FRANKFORT, Ky. — A bill in the Kentucky Senate would change how county clerks operate elections. Since the pandemic, many counties have established voting centers or a single location for multiple precincts to cast a ballot.

What You Need To Know

  • Regional county voting centers were established in Kentucky during the COVID-19 pandemic

  • Voting centers allow voters to cast a ballot anywhere within the county 

  • However, Senate Bill 300 would eliminate voting centers and return to precinct-only voting 

  • State Sen. Damon Thayer, R-Georgetown, said he has concerns over voting centers in his district

On his way out the door, Senate Majority Leader Damon Thayer, R-Georgetown, wants to send a message about the voting center system in many Kentucky counties. Thayer’s Senate Bill 300 would eliminate vote centers under state law. He said the system is not working as intended.

“I think a better model would be, use a regional voting center for the three days of early voting but to reintroduce the precincts for election day itself," Thayer said.

Under the bill, all counties would move back to a traditional precinct style of voting, much like pre-pandemic.

Thayer said the vote center model works in some but not all counties. He added constituents in his home county, Scott, have reached out to him complaining of longer distances to get to one of its 12 voting centers.

“My concern is, people are not voting because of the longer distance to some of these regional voting centers, and in some places, the lines get pretty long," Thayer said.

Kentucky counties can currently choose how to run their individual elections. In Grant County, the clerk’s office has four voting centers where residents can choose which location is most convenient to them.

Tabatha Clemons, Grant County clerk, said the most used voting hub is in the northern part of the county, as many residents drive north on I-75 to commute to and from work. 

“They don’t have to travel back home to a precinct," Clemons said. "They don’t have to make it all the way back to where their residential address is to vote. They can vote wherever it’s most convenient."

Other counties still use only precinct voting while some use a combination.

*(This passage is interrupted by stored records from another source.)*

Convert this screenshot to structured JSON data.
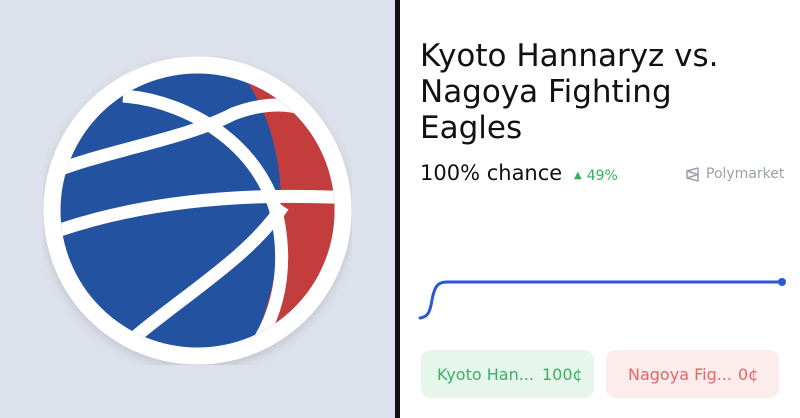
{
  "market": {
    "title": "Kyoto Hannaryz vs. Nagoya Fighting Eagles",
    "chance": "100% chance",
    "delta": "49%",
    "delta_direction": "up",
    "source": "Polymarket",
    "icon": "basketball-icon"
  },
  "outcomes": [
    {
      "label": "Kyoto Han...",
      "price": "100¢"
    },
    {
      "label": "Nagoya Fig...",
      "price": "0¢"
    }
  ],
  "colors": {
    "left_background": "#dde1ec",
    "ball_blue": "#2353a0",
    "ball_red": "#c33d3c",
    "line_blue": "#2b56d6",
    "yes_green": "#39b064",
    "no_red": "#e86565"
  }
}
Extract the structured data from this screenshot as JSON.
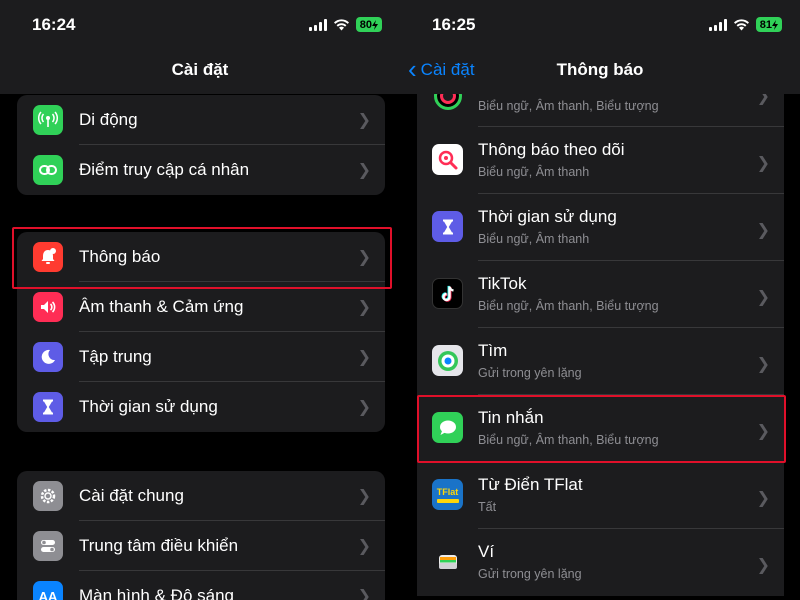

Clemons, who is also president of the Kentucky County Clerk's Association, said the system adopted post-pandemic allows clerks to choose what works best for their individual county.

“They know their counties best," Clemons said. "Those of us who are serving every day in our local communities understand the needs of our county."

Scott County Clerk Rebecca M. Johnson said voters from both parties and countywide have overwhelmingly voiced their support for the vote center method. She said only one voter has called her office concerned about a longer drive to the ballot box with the elimination of precinct voting.

She believes taking away the accessibility and convenience voting centers offer would be bad for voters in Scott County and Kentucky, she said. 

“I think it would have a negative effect on turnout," Johnson said. "I think with this vote center model in place in Scott County, we will see higher voter turnout and will continue to see that."

The voting center model makes it easier to adapt to Scott County's continuous population growth, Johnson added. 

"We have 12 locations that have large voting rooms, plenty of accessible parking, so we can always expand on these 12 locations," she said. "It's just a matter of setting up another check-in line for voters to utilize within that same facility."

Both county clerks said having regional vote hubs instead of individual precincts has saved taxpayer dollars by using less equipment and poll workers. Thayer said most counties have gone to the regional voting center method.

"Most places have gone to voting centers because it's easier for the clerks to do, and I understand that," Thayer said. "Putting on an election is hard work, but that's their primary job. It's what they're elected to do, and I think we need to come up with a better solution than just everybody goes to these regional voting centers."

Thayer’s bill has been assigned a committee. However, he said he is not actively pushing for its passage.